This according to Lennon was at least in part related to the current property crisis within the People’s Republic of China, as well as the country for all intents being closed to both inbound and outbound travelers. This he added had directly affected both direct foreign investment from China, as well as the condominium market.
In 2019 FDI from China amounted to almost 70 percent of all investments within the Kingdom. The official amount of Foreign Direct Investment (FDI) inflow to Cambodia last year remained steady at $3.5 billion down -1% compared to 2019, according to the National Bank of Cambodia Financial Review 2020 report.
To read more about Cambodia’s recent FDI flows click here.
Negating uncertainty in Cambodia
Following on from the Q2 report titled “Eye of the Storm”, the theme of navigating uncertainty was again heavily influenced by global events, specifically the current war in Ukraine and the impact it is having on the global economy.

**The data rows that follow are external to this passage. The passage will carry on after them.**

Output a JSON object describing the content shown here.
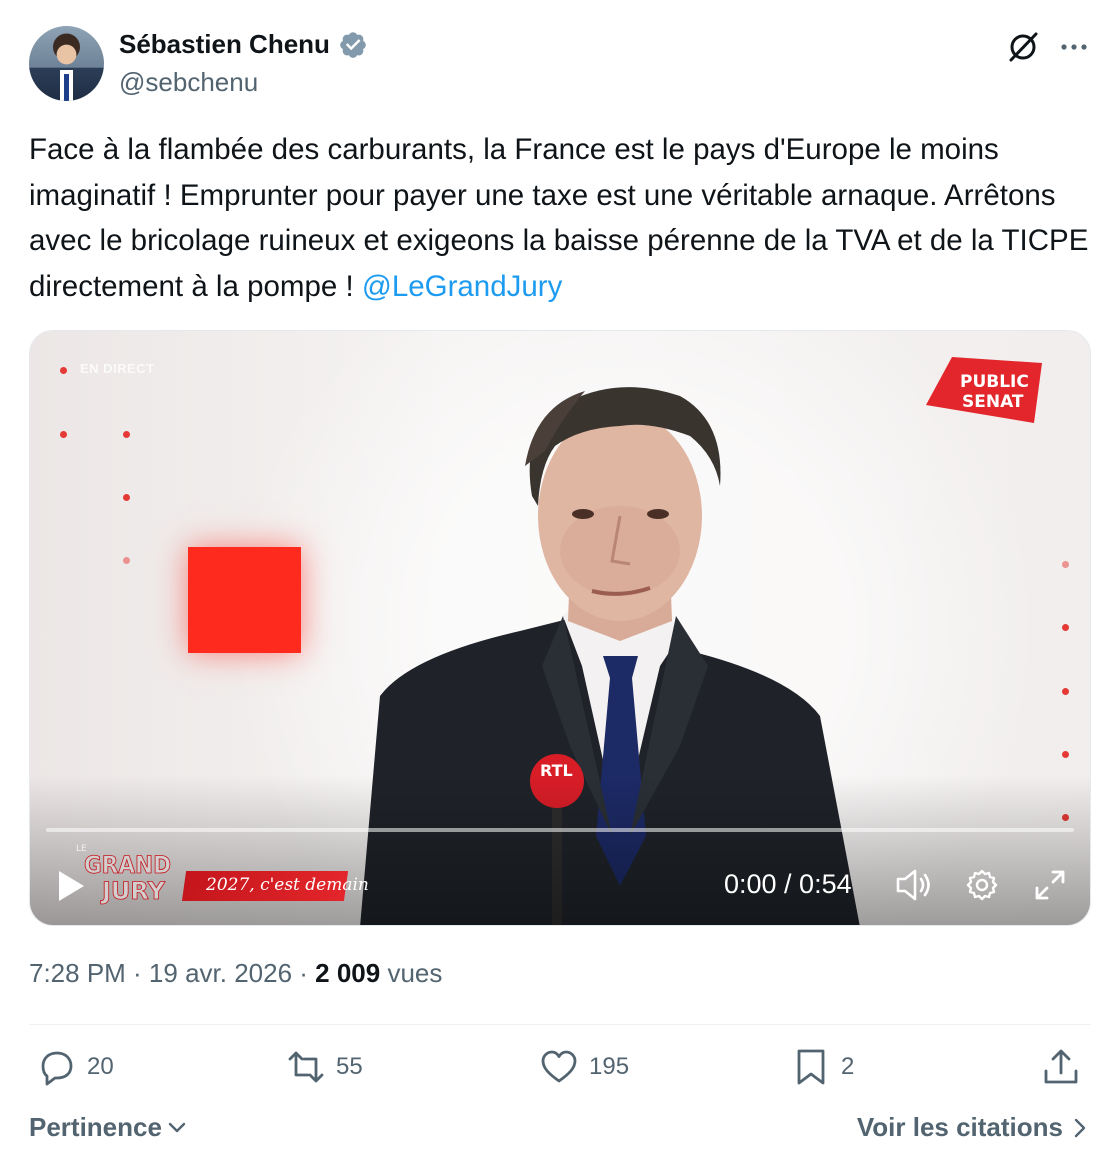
{
  "author": {
    "name": "Sébastien Chenu",
    "handle": "@sebchenu",
    "verified_color": "#829aab"
  },
  "tweet": {
    "text": "Face à la flambée des carburants, la France est le pays d'Europe le moins imaginatif ! Emprunter pour payer une taxe est une véritable arnaque. Arrêtons avec le bricolage ruineux et exigeons la baisse pérenne de la TVA et de la TICPE directement à la pompe ! ",
    "mention": "@LeGrandJury",
    "mention_color": "#1d9bf0"
  },
  "video": {
    "live_label": "EN DIRECT",
    "channel_logo_line1": "PUBLIC",
    "channel_logo_line2": "SENAT",
    "mic_logo": "RTL",
    "show_logo_small": "LE",
    "show_logo_line1": "GRAND",
    "show_logo_line2": "JURY",
    "banner_text": "2027, c'est demain",
    "time": "0:00 / 0:54",
    "progress": 0
  },
  "meta": {
    "time": "7:28 PM · 19 avr. 2026 · ",
    "views": "2 009",
    "views_label": " vues"
  },
  "actions": {
    "replies": "20",
    "reposts": "55",
    "likes": "195",
    "bookmarks": "2"
  },
  "footer": {
    "sort_label": "Pertinence",
    "quotes_label": "Voir les citations"
  }
}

The panel spoke about the high levels of inflation currently affecting many western countries and the challenges this would create for the real estate sector in Phnom Penh and beyond. This included an impact on construction supply lines, higher costs, as well as people being more conservative with investments.
To read more about Cambodia’s inflation outlook click here.
It would also they added affect inflation within the Kingdom, with transport costs having risen around 20 percent this year according to the panel.
Another key area of concern was with regards to China and its zero Covid policy affecting the completion of local projects, as well as overall investment. This was though an area where Lennon potentially saw light at the end of the tunnel stating: “We are hopeful that after the party congress has finished in China we will gain see not only Chinese visitors but also investors.”
Most analysts are hopeful that will at least partially reopen by the end of Q4. It was though also a potential area for opportunity, a fact that has already been mentioned and indeed utilized in other sectors, such as the textile industry.
Answering a question directly from Cambodia Investment Review about the importance of diversifying from China and how to achieve this Lennon stated: “I strongly believe that we do need to focus more on diversification. I believe this will come from further integration within the markets of ASEAN to not be over-reliant on China.”
The overall message though was positive, if Cambodia can maintain growth within the real-estate sector while the world is in turmoil and it does not have access to one of its biggest markets, then things can only get better.